I used to be a podcast lover when I had a commute. Even my short commute each workday to and from the gym from 2018-pandemic gave me time to catch up on my favorites. But these days, I can't find many moments to listen to something longer than a couple of minutes. But the holiday season is a time for travel, for running errands, and gave me more time in my car to listen to podcasts.
And I used that time to catch up on Maintenance Phase, a podcast that is entertaining but also hella informative. Hosted by Michael Hobbes (who you may recognize from the podcast You're Wrong About) and Aubrey Gordon (AKA Your Fat Friend), Maintenance Phase dives in and debunk the junk science behind health and wellness fads.
If that sounds appealing to you, I highly recommend starting with their episode about BMI. Being married to a person who loves his fitness and wellness podcasts, I really enjoyed their episode about the “Sleep Loss Epidemic” as my spouse had told me a few months earlier about a podcast interview he heard with the subject of this ep.
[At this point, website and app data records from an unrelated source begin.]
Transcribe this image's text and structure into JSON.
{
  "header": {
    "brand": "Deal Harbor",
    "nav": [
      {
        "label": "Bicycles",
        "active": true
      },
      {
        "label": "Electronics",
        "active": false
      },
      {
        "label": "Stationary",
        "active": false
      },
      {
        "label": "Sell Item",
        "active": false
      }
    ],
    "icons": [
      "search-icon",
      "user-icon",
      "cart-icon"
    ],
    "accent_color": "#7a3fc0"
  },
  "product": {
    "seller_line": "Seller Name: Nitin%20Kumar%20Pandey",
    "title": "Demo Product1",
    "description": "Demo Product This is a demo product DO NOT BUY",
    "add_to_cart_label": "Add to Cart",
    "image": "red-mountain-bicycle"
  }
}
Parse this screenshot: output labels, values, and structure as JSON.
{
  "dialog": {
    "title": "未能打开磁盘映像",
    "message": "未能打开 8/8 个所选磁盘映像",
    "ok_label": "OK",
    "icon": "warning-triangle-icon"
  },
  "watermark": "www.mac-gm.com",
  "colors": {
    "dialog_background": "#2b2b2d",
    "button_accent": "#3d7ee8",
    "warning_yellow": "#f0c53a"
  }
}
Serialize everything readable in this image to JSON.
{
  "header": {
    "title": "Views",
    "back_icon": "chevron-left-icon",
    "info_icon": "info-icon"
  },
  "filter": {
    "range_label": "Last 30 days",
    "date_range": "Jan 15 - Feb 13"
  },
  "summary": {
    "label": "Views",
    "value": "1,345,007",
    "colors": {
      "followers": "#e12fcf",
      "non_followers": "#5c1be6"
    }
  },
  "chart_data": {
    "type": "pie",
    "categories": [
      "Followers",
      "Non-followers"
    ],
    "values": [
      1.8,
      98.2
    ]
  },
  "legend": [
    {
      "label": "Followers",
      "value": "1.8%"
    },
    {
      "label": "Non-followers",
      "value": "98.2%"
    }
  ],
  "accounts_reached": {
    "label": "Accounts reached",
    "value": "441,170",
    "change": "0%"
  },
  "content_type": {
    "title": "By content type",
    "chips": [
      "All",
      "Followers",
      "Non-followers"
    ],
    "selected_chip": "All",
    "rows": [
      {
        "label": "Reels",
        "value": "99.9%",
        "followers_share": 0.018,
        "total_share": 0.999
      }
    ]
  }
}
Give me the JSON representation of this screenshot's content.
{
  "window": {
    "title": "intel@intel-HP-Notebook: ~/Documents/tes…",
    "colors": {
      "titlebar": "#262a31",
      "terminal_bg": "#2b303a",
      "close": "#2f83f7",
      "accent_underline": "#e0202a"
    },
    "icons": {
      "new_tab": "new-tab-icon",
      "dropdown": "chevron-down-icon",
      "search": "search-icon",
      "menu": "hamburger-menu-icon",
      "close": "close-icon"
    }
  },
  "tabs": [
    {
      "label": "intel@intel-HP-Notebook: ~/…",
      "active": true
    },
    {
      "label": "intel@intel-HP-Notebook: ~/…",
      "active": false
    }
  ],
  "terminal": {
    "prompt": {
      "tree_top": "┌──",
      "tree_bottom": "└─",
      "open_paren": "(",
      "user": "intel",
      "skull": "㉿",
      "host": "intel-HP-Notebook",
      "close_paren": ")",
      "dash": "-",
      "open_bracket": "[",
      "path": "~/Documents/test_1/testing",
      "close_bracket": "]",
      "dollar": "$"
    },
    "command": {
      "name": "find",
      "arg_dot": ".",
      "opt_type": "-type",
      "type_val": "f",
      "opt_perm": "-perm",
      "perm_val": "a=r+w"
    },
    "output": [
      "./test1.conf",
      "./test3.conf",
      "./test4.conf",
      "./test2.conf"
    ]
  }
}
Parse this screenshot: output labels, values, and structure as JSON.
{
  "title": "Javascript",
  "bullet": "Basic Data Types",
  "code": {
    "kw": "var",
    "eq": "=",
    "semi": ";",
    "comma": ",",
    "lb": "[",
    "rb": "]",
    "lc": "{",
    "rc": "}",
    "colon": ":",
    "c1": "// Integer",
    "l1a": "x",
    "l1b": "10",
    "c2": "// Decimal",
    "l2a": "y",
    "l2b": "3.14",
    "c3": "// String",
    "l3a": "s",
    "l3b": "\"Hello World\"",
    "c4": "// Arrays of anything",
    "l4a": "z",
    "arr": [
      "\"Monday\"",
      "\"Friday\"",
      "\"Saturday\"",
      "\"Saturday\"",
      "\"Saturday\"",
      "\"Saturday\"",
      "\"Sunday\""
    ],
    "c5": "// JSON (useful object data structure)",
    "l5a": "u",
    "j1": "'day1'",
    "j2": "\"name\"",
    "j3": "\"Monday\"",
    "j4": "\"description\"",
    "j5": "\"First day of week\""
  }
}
It's important to be educated about your health, but unfortunately much of the information we get from so-called experts, even our doctors, is based on faulty data and straight up lies. This podcast has pushed me to go beyond what a doctor or specialist recommends “for my health,” especially if the first thing that comes out of their mouth is that I need to lose weight.
I got back into reading this December. I started going through my Kindle to finish any half-read books and read those I purchased and ever started. I finished The Midnight Library (kinda cliche and obvious but an enjoyable read that I could see the movie it will be turned into in my head as I flipped the pages. I wrote a review, I may publish it as a separate piece). And then the next book in my Kindle library was American Dirt.
I remembered buying the book and later that same day having Twitter tell me it was a terrible book I shouldn't support so I didn't read it. But in December 2021, I couldn't remember the reason and decided to dig in. It is a riveting novel, and I shared I was reading it on Instagram Stories and had several folks tell me the book was influential and life-changing and even more tell me I am a horrible human being for even reading it and “promoting” it on my platform (I shared a photo of my Kindle and how I clicked a link in the story which made me lose my place in the novel).
I am grateful to those who didn't shame me for my book choice, but sent me articles to explain why American Dirt is a problematic novel. It reminded me of why I never read it, but I chose to finish the book anyway so I could be better informed about the controversy. If you read the book, or if you have no idea what I am talking about, here are some really good articles to check out to understand:
- How one of publishing’s most hyped books became its biggest horror story — and still ended up a best seller. (Vulture)
- Pendeja, You Ain’t Steinbeck: My Bronca with Fake-Ass Social Justice Literature. (Tropics of Meta)
- What we’re missing in the controversy around ‘American Dirt’. (Boston Globe)
- Jeanine Cummins: ‘I didn’t know if I had the right to tell the story’ (Irish Times)
There are many more articles, but these give a good idea of the situation “from both sides” and can help you understand why this book may be entertaining, riveting, but incredibly problematic.
For Your Entertainment
This video is thanks to my daughter, who turned 13 years old today and was the only one in our family who had any music downloaded on Spotify for us to listen to on vacation when the power was out. She is a big fan of Mitski, a Japanese-American singer-songwriter who has her sixth album coming out this spring. I had heard Mitski before and liked her, but listening to her music by the light of the fireplace with no other distractions gave me the space to truly listen, appreciate, and understand why my daughter is such a big fan. Enjoy.